- **Data supplied**:
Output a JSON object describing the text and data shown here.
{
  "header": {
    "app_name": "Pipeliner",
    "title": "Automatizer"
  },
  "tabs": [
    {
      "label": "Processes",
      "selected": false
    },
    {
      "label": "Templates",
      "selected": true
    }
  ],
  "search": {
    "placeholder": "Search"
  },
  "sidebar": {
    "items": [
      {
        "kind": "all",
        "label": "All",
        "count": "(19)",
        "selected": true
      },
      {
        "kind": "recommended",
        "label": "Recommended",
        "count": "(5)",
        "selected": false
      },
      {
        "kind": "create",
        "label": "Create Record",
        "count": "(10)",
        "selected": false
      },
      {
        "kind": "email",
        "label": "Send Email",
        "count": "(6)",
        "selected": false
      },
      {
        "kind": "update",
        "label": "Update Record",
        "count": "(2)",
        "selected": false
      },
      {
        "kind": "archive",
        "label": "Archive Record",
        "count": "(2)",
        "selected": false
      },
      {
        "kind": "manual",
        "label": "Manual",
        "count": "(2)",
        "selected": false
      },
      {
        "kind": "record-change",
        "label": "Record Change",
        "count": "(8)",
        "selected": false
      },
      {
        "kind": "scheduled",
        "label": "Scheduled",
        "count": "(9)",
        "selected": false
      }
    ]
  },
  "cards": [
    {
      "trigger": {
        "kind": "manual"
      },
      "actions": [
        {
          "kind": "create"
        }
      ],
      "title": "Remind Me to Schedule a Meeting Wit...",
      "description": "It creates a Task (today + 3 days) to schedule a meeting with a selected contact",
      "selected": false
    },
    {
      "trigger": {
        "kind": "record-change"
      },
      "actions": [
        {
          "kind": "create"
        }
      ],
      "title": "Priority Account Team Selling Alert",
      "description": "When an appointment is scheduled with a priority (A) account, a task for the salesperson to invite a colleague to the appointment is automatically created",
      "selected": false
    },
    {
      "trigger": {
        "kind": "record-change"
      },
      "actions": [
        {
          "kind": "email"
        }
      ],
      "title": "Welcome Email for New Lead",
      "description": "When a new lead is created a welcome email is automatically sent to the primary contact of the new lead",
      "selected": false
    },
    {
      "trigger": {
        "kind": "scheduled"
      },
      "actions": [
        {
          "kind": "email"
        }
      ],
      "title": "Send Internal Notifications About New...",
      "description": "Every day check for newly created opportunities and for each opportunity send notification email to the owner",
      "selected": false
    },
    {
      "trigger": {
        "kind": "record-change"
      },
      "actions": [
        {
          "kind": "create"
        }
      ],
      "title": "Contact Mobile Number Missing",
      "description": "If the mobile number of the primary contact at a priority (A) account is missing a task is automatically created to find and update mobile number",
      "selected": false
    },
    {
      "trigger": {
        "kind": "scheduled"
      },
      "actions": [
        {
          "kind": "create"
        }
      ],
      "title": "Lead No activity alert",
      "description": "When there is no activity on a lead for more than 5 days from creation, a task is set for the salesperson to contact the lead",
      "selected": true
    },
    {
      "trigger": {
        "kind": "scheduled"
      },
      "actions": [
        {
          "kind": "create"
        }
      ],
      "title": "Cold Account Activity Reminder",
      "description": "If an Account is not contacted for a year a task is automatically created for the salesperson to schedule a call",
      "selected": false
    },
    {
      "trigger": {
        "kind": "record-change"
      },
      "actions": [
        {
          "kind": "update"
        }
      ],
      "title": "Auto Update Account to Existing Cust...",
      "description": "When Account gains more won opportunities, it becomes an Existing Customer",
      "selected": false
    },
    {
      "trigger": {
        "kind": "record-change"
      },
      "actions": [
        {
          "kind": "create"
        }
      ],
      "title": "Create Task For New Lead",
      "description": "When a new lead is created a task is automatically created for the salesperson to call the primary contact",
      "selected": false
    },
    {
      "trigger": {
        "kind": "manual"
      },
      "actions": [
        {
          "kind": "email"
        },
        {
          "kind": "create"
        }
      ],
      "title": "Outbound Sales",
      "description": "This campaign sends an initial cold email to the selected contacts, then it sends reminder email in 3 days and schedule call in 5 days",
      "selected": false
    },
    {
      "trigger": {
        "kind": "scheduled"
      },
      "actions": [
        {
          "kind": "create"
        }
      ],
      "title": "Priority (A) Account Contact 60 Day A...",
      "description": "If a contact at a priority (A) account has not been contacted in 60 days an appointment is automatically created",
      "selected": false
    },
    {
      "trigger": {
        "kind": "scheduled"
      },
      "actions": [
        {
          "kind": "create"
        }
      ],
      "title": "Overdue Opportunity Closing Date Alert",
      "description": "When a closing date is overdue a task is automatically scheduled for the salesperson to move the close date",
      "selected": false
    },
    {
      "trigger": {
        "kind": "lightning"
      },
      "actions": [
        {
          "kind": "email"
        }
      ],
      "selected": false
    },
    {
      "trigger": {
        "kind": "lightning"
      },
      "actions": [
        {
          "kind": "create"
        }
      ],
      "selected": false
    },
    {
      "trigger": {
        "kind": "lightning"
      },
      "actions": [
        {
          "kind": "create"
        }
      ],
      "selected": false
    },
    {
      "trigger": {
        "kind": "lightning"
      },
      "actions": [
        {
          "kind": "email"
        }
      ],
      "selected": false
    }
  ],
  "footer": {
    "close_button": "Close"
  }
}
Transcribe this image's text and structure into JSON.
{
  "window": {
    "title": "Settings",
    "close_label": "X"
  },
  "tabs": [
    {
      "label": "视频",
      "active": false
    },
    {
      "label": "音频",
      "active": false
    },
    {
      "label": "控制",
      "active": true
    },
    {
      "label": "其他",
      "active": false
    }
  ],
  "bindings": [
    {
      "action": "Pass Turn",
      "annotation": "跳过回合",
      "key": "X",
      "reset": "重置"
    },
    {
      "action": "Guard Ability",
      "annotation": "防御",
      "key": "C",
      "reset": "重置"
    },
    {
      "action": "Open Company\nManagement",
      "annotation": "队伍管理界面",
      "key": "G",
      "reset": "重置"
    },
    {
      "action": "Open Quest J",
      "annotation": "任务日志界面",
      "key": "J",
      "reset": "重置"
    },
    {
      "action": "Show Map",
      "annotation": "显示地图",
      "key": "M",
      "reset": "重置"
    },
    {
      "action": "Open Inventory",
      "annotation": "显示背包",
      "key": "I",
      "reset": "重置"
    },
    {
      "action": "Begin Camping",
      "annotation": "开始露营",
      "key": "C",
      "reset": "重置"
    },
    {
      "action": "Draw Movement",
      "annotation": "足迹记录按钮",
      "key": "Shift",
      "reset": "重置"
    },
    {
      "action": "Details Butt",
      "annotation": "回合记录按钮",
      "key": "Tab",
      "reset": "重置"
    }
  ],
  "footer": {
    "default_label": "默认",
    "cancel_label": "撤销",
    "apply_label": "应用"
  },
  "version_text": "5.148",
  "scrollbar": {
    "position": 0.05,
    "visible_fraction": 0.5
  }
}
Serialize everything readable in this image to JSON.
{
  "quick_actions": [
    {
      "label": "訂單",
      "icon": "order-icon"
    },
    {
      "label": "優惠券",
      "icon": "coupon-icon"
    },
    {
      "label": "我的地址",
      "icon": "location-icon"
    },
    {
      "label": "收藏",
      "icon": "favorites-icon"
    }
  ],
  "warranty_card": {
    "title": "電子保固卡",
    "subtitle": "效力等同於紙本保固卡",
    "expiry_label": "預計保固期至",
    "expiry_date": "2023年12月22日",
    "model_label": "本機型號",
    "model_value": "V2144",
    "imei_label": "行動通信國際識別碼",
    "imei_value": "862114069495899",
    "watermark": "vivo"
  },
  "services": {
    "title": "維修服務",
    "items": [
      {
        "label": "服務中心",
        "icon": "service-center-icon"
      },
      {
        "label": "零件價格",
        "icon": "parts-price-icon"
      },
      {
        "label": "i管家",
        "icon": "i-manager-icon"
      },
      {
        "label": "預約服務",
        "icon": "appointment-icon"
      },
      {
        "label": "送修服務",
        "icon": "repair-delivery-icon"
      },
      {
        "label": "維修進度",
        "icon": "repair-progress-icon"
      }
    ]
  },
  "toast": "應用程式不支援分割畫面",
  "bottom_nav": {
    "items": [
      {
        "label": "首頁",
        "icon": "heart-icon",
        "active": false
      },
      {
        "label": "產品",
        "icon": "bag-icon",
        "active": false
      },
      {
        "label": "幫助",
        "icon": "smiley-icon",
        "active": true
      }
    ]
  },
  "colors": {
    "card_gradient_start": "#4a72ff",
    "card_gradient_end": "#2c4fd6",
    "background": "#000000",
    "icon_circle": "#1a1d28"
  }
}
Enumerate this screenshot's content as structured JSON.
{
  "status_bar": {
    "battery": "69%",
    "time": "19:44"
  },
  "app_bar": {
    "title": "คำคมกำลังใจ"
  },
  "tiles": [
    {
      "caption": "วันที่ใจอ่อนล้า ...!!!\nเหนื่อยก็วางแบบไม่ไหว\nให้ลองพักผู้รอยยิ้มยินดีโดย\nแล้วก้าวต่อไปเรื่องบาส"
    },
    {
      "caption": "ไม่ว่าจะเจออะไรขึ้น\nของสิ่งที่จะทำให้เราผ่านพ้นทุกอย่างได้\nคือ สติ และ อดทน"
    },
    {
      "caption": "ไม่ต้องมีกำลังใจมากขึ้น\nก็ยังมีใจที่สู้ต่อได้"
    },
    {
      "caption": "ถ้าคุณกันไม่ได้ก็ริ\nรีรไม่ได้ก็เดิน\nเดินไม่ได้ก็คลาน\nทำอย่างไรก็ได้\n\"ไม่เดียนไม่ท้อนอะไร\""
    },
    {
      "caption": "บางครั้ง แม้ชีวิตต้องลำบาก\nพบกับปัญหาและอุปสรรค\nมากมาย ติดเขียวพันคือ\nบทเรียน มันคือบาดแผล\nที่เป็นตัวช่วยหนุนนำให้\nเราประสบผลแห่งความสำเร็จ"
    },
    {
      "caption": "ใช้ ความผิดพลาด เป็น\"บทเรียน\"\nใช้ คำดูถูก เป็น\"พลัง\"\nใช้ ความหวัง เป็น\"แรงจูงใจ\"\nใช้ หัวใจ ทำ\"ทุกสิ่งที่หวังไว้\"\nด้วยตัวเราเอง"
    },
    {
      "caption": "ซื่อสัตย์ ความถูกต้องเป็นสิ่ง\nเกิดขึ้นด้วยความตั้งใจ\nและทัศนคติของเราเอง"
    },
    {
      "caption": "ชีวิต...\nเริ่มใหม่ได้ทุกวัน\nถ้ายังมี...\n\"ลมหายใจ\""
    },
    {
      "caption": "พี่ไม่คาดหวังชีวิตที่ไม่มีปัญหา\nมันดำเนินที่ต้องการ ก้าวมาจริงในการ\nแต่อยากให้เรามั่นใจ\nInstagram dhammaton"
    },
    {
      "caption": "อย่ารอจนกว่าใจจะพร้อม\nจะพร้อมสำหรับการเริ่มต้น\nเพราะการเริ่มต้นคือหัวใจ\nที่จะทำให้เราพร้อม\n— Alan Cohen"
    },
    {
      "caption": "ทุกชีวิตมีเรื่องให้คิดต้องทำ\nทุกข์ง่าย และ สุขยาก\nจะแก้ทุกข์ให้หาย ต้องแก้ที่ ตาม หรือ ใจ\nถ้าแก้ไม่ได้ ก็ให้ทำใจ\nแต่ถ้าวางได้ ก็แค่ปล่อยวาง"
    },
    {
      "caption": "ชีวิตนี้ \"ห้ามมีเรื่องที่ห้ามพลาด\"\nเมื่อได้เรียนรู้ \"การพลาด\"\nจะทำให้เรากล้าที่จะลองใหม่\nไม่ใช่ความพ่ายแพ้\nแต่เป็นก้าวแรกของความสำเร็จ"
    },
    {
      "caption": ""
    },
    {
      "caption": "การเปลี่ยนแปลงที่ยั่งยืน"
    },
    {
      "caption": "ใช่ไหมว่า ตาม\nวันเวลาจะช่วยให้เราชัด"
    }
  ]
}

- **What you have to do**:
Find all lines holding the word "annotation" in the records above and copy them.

- **Exercise result**:
      "annotation": "跳过回合",
      "annotation": "防御",
      "annotation": "队伍管理界面",
      "annotation": "任务日志界面",
      "annotation": "显示地图",
      "annotation": "显示背包",
      "annotation": "开始露营",
      "annotation": "足迹记录按钮",
      "annotation": "回合记录按钮",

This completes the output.